▶ What you are asked to do: An exact copy of the entries is needed, with every picture left out.

*** Data extract Section Begins ***

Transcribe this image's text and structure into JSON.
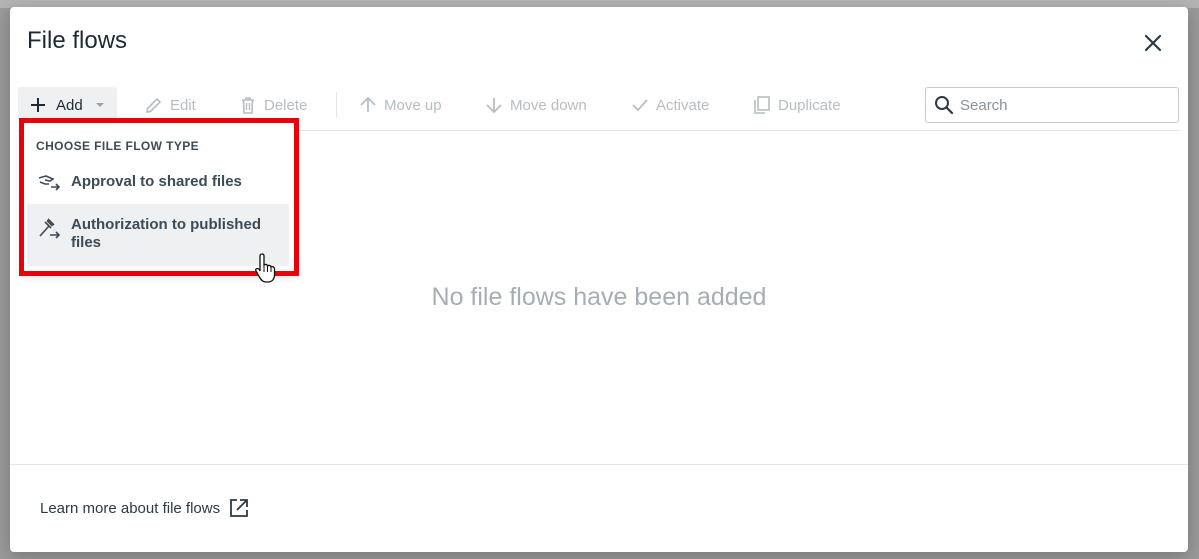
{
  "modal": {
    "title": "File flows"
  },
  "toolbar": {
    "add_label": "Add",
    "edit_label": "Edit",
    "delete_label": "Delete",
    "move_up_label": "Move up",
    "move_down_label": "Move down",
    "activate_label": "Activate",
    "duplicate_label": "Duplicate",
    "search_placeholder": "Search"
  },
  "dropdown": {
    "header": "CHOOSE FILE FLOW TYPE",
    "items": [
      {
        "label": "Approval to shared files",
        "icon": "approval-flow-icon"
      },
      {
        "label": "Authorization to published files",
        "icon": "authorization-flow-icon"
      }
    ]
  },
  "main": {
    "empty_message": "No file flows have been added"
  },
  "footer": {
    "learn_more_label": "Learn more about file flows"
  },
  "colors": {
    "highlight": "#e8000a",
    "disabled_text": "#b7bdc2",
    "text": "#1f2a33"
  }
}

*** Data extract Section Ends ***

▶ Result:
Transcribe this image's text and structure into JSON.
{
  "modal": {
    "title": "File flows"
  },
  "toolbar": {
    "add_label": "Add",
    "edit_label": "Edit",
    "delete_label": "Delete",
    "move_up_label": "Move up",
    "move_down_label": "Move down",
    "activate_label": "Activate",
    "duplicate_label": "Duplicate",
    "search_placeholder": "Search"
  },
  "dropdown": {
    "header": "CHOOSE FILE FLOW TYPE",
    "items": [
      {
        "label": "Approval to shared files",
        "icon": "approval-flow-icon"
      },
      {
        "label": "Authorization to published files",
        "icon": "authorization-flow-icon"
      }
    ]
  },
  "main": {
    "empty_message": "No file flows have been added"
  },
  "footer": {
    "learn_more_label": "Learn more about file flows"
  },
  "colors": {
    "highlight": "#e8000a",
    "disabled_text": "#b7bdc2",
    "text": "#1f2a33"
  }
}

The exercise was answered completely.